The board first heard from Tina Gurney and her son about the high school's athletic code of conduct book.
Gurney's son was a football player at the high school, but he lost his privileges to play after violating the rules found in the code of conduct book. While he apologized to the board for what he did, he, along with Gurney, asked the board for an explanation of the specific code and what can be done to change it.
Supt. Murray Pride told the BannerGraphic Tuesday that the code of conduct states an athlete's first violation is punishable by not playing 25 percent of the games. An athlete's second violation is punishable by not playing for one full calendar year, while the third violation is punishable by not playing the rest of the athlete's high school career.
Both Pride and board president Dale McGaughey explained to Gurney that she needs to submit a written request to the high school principal and athletic director about the changes to the policy, and in turn the two administrators will bring it to the board.

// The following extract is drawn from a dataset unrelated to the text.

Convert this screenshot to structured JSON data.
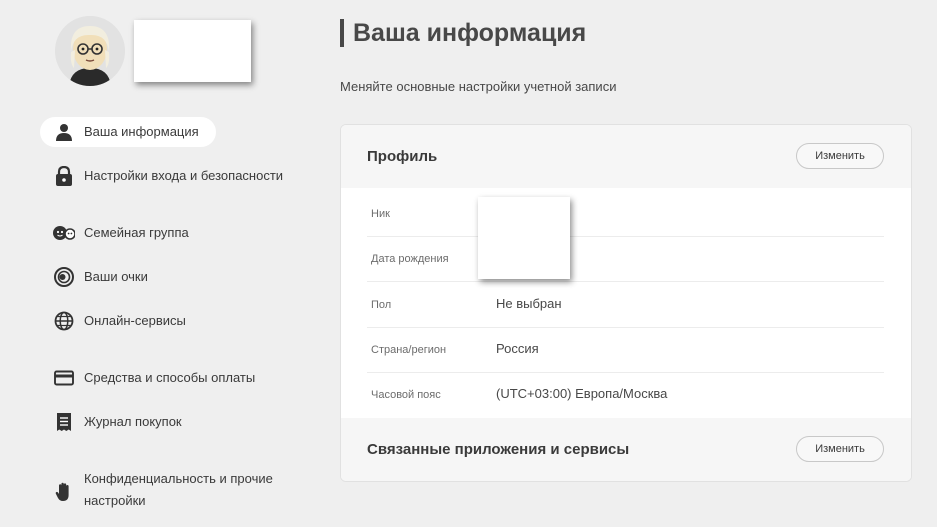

McGaughey also said Gurney could request an executive session of the board if she and her son did not feel that the code of conduct has not been followed.
"But just requesting it does not automatically mean you'll be granted the executive session," McGaughey said.
McGaughey also said that Gurney needed to submit a detailed written request for an executive session to Pride.
Both McGaughey and board member Charlie Boller told Gurney's son that they appreciated his courage to come and apologize to the board for his actions and for his professionalism during the discussion.
The board also heard from Laurie Hensley about her concerns with and where the corporation is going with full-day kindergarten. Pride explained that full-day kindergarten is a volunteer program. "I cannot tell you what's going to happen tomorrow, or next month, or next week," Pride said about what is going on with full-day kindergarten.
Pride explained to Hensley that Governor Mitch Daniels is wanting to phase the students into the program over a period of years, and it will begin with the students who qualify for reduced and free lunches.
"We have to as a school corporation, if they mandate that (the first phase in process), then we will have to offer it to the students who qualify for the full-day program," Pride said.
This could mean the schools have some students going to kindergarten for half the day, while others go for a full-day.
Hensley asked how the state could get away with discriminating against those students who do not qualify for reduced and free lunches. Pride said that was a good question Hensley should address to the Governor Daniels, especially because it was a concern for the corporation.
"I share your concerns," Pride said. "I can't answer your questions now because I don't have the answer."
In other comments, the board:
Pride said the school does have evacuation policies with the town and several schools. "The schools throughout Indiana have agreements to evacuate from one school to the other."
Pride informed the teacher that the board and corporation was aware of those number increases and are looking into it.